PestNet is a network that helps people worldwide obtain rapid advice and information on crop protection, including the identification and management of plant pests. It started in 1999. Anyone with an interest in plant protection is welcome to join. PestNet is free and is moderated, ensuring that messages are confined to plant protection.
August 2006. The larva of this beetle was found feeding on Ludwigia spp. (Ludwigia spp. belongs to the Primrose Family – a common perennial weed in wetlands) at Koronivia Research Station, Fiji. The impact on the weed is quite substantial: the larvae defoliated the plant. The insect’s larval stage seems to have more than three instars with the largest about 7-8 mm in length. The adult is black and about 5 mm in length. The yellow/orange eggs are laid in clusters.
Members said that it was Altica corusca (Erichson). It is already reported from Fiji, in Hinckley’s list of Fiji pests on Jussiaea – a former name for Ludwigia. Others it might be Lema (perhaps L moribunda) or another Criocerine (Chrysomelidae).

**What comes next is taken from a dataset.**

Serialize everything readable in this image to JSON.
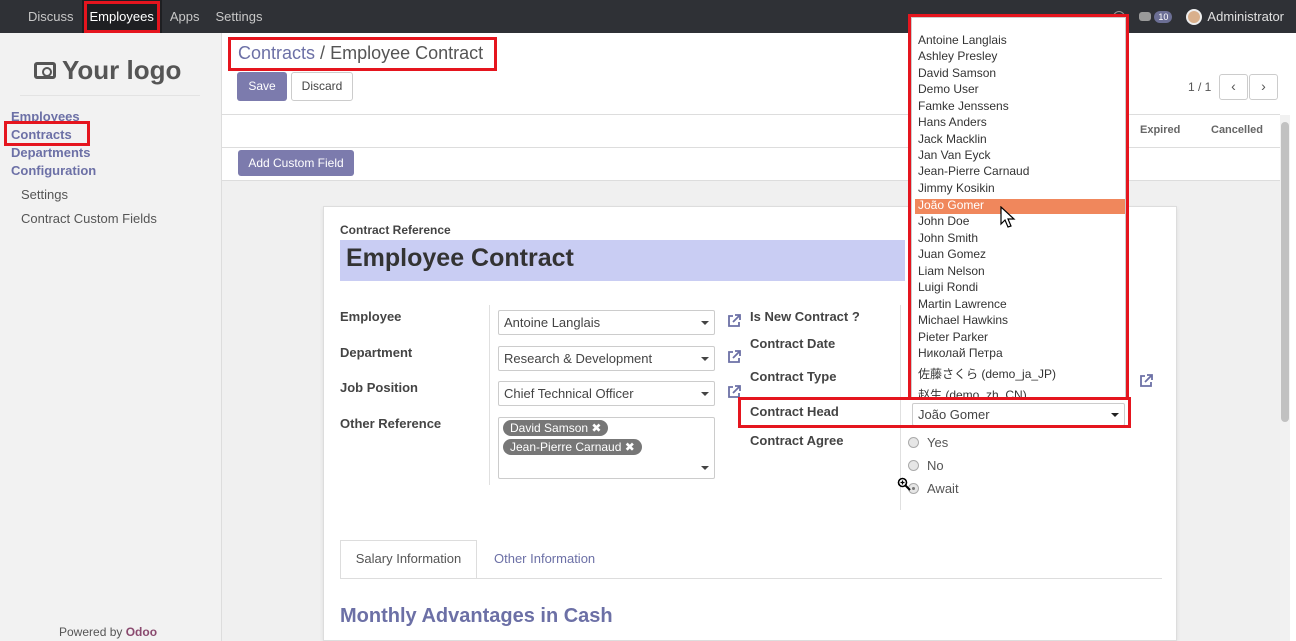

A note from the Australian Museum, Sydney: it might be ‘corusca‘, but difficult to tell without examining male genitalia. There is a lot of confusion about correct names in this genus – corusca could be a synonym of one of the widespread southeast Asian species e.g., cyanea as there is a suspicious non-overlap of distribution, but the same host plant. Corusca is regarded as the correct name for the Pacific island populations, because of Samuelson’s revision for the Pacific region (1973), but it was originally described from Tasmania, and the Australian species have never been revised.